The Ideal Autumnal Excursion from Hiroshima
Mitaki-dera is a temple of the Shingon school of Buddhism, located on the slopes of Mount Mitaki, in the north-west of Hiroshima. It was founded in 809 by monk Kukai and is now the 13th temple of the Chugoku 33 Kannon Pilgrimage. A nice hike in the mountain, especially enjoyable in autumn, leads to the main hall.
From Mitaki JR station, carefully follow the signs to find this quiet and peaceful place of worship. A walk of about fifteen minutes is necessary to reach the foot of the mountain. At the back of a parking lot, a stone stairway marks the beginning of a short and easy hike to Mitaki-dera’s main hall.
A spiritual journey in the mountain

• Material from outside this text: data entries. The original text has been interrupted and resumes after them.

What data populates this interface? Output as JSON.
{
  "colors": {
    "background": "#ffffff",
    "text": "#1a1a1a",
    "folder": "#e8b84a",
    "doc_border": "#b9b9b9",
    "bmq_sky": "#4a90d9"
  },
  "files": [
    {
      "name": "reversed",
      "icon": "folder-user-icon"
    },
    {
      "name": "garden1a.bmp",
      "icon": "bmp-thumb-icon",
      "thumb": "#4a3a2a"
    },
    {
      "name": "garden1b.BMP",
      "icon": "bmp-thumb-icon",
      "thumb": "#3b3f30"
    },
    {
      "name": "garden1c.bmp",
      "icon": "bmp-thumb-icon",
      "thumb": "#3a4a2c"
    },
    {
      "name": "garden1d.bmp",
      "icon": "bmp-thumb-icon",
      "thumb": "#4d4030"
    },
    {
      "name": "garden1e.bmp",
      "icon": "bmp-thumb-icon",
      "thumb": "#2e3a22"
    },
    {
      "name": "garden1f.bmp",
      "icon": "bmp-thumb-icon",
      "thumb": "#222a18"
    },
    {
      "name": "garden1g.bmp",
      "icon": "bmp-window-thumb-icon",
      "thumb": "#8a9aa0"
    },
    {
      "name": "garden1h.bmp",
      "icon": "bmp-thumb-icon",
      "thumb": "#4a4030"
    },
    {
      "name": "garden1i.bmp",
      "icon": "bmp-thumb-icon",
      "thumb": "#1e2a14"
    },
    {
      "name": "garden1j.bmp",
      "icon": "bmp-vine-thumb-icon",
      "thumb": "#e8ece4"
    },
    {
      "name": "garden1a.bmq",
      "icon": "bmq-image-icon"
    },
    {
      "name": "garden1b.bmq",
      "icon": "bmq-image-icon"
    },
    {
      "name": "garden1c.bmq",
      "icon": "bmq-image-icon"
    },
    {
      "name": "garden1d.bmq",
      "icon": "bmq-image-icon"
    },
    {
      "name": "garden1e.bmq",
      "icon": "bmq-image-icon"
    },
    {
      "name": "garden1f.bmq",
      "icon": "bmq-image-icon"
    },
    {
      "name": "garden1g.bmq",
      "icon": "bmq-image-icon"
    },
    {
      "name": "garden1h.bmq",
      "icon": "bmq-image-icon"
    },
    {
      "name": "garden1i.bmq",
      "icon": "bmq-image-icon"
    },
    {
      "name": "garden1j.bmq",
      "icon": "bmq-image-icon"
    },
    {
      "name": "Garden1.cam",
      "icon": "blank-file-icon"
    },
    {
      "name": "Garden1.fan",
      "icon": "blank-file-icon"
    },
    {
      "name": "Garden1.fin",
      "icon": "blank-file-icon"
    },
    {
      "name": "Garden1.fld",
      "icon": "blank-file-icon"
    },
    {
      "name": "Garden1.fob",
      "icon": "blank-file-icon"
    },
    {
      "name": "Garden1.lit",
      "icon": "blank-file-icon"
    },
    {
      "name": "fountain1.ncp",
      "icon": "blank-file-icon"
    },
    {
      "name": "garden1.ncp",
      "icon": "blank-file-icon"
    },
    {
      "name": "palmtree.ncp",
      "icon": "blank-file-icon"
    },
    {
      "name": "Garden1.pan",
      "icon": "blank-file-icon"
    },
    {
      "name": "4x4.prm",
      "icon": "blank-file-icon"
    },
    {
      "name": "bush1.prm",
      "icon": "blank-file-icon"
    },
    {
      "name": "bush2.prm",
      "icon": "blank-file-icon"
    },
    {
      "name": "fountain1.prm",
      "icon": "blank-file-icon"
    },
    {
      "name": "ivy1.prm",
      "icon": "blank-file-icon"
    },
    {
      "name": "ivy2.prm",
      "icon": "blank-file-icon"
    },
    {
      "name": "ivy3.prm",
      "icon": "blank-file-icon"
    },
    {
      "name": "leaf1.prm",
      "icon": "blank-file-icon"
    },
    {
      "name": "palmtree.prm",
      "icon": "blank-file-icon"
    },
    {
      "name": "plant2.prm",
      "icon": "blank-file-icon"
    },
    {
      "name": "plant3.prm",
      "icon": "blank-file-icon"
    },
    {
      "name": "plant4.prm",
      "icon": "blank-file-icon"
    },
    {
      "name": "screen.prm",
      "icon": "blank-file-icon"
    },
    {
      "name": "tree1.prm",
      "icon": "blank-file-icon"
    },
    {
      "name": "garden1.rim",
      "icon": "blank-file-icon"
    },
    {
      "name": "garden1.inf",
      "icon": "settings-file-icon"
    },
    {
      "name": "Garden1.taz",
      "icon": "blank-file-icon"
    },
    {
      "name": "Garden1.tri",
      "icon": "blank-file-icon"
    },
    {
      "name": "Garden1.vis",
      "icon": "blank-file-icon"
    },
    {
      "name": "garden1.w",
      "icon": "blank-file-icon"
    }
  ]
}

Jizo statues of child-like appearance welcome visitors with a benevolent expression giving a heartwarming reassurance before entering the mountain path. The entrance is free, but at the beginning of the trail, on the left, a sign indicates the amount of the recommended donation. There is no reception desk nor staff, as visitors are considered trustworthy and abiding to make their donation in a beautiful stone box. If you are unsure of what to do, just do as the locals do.
The two-story Tahoto Pagoda stands behind marvelous maple leaves 🍁 as if hiding to observe hikers. Initially built in 1526 in Hiro Hachiman-jinja shrine in Wakayama prefecture, it was moved to its current location in 1951, in order to soothe the spirits of Hiroshima’s atomic bombing victims. According to the explanations that can be found on site, Mitaki-dera was also affected by the atomic bombing, as its impact was close to the temple.
The soothing beauty of the temple’s grounds
The beautiful path is lined with countless stone steles and Bodhisattvas statues. Mitaki-dera’s grounds shelter three waterfalls from which its name, meaning "three waterfalls temple," originates. Two of them are visible along the trail. The third one is the wonderful companion of the temple’s main hall.
A beautiful Japanese traditional fountain of tsukubai style, made with stone and bamboo, is the ideal place to take a well-deserved break. A strange wooden statue stands at the entrance of the main hall: a threatening character is holding a child above its head in a throwing gesture. Despite its demon-like appearance and spiky hair, it represents Kongo-rikishi, a nyo deity that protects from evil spirits. It is thus a positive guardian who helps Jizo to live in peace and harmony, feelings that permeate visitors as they are charmed by this spiritual walk of an undisputed beauty in autumn.